I said I didn't know, but that it nevertheless smelled like my
father's library, if my father had had a library.'

I know that feeling too. 

So acute are the personal portraits that the father of modern
California wine Robert Mondavi must be regretting agreeing to
see, nay lavishly entertain, Osborne. American wine guru
Robert Parker must be relieved that he did not even respond to
Osborne's initial overtures. Osborne has quite enough fun with
him without even a confirmed sighting.

Quite different in tone is William Echikson's Noble Rot - A
Bordeaux Wine Revolution
. As one might expect of the Brussels
bureau chief for Dow Jones newswires, this is a dutifully
journalistic account of one of the most obvious stories in
wine of recent years, the rivalry between the old and new
guards in the world's most significant fine wine region.
Echikson is unquestioningly reverential towards Parker,
inevitably a key figure in the current battle between
classicism and modernism in Bordeaux wine styles.

Where Osborne's book is multi-coloured and multi-layered, rich
with cultural allusion, Echikson's is black and white.
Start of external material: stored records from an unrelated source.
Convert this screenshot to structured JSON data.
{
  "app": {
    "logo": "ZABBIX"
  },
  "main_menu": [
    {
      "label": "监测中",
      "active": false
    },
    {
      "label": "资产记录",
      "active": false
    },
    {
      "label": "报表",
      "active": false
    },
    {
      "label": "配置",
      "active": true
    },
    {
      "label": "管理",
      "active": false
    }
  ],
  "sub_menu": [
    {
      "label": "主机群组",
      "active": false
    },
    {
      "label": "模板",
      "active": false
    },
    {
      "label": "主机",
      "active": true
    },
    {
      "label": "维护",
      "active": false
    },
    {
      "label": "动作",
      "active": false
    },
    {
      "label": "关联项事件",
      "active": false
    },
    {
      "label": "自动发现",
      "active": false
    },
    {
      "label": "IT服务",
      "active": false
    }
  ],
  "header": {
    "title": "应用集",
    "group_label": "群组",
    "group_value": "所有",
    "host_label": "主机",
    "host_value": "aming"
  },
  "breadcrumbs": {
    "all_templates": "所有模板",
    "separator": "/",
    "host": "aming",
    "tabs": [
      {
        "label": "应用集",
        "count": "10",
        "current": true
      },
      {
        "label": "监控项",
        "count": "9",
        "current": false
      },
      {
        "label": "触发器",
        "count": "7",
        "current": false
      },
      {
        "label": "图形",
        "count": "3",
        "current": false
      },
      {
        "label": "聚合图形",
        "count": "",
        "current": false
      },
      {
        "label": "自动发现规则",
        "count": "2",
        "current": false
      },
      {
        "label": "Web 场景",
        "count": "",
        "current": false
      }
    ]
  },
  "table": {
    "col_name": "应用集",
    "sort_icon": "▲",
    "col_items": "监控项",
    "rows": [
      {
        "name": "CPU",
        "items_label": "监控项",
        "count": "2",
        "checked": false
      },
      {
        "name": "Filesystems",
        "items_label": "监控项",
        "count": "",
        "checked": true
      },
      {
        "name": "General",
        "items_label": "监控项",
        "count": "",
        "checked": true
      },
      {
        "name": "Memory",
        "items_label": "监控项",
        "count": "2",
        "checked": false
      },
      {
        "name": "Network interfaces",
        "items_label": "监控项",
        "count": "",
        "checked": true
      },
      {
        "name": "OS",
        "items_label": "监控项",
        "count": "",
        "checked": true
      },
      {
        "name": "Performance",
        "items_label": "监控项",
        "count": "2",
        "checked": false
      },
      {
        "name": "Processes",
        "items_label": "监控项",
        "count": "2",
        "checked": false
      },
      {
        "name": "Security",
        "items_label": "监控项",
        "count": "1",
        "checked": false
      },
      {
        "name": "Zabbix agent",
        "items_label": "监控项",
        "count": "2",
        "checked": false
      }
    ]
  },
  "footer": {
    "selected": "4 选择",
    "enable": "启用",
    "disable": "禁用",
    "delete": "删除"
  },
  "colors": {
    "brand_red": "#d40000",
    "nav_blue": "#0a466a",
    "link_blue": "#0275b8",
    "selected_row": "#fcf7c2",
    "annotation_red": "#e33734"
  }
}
Old money? Boo.

New BMWs (and there are seem to be lots of them in this book)?

The British? Boo.

Alain Raynaud of Ch Quinault L'Enclos (who lent Echikson and
family a house while he was researching this book)? Hooray!

Everyone with a history is a 'mandarin'. And so on.

I would recommend Noble Rot to any close follower of the
Bordeaux wine scene for what is revealed, sometimes perhaps
unwittingly, about the long-standing alliances and motivations
among some of the characters in this occasionally unedifying

And I would recommend The Accidental Connoisseur to anyone who
will forgive the odd mis-spelling in order to savour a
rollicking ride through wine country.

The Accidental Connoisseur by Lawrence Osborne, North Point
Press (US)
Noble Rot by William Echikson, W W Norton (US)
The Ripening Sun by Patricia Atkinson, Century (UK)
Virgile's Vineyard by Patrick Moon, John Murray (UK)
Catching Fireflies by Tony Rocca, Century (UK)

Kent Lewis, Washington DC adds:

 I can recommend The Vintner's Luck by NZ author Elizabeth Knox.  A lovely book for anyone, whether interested in wine or not.  It made a great read while travelling in NZ, but our non-wine friends here in the US have enjoyed it equally.


I read that too and, while I admired it and was very grateful for any normal book with the word 'vintner' in the title, I found it illustrated how little imagination I have - or rather how relatively intolerent of fantasy I am. My fault not E Knox's.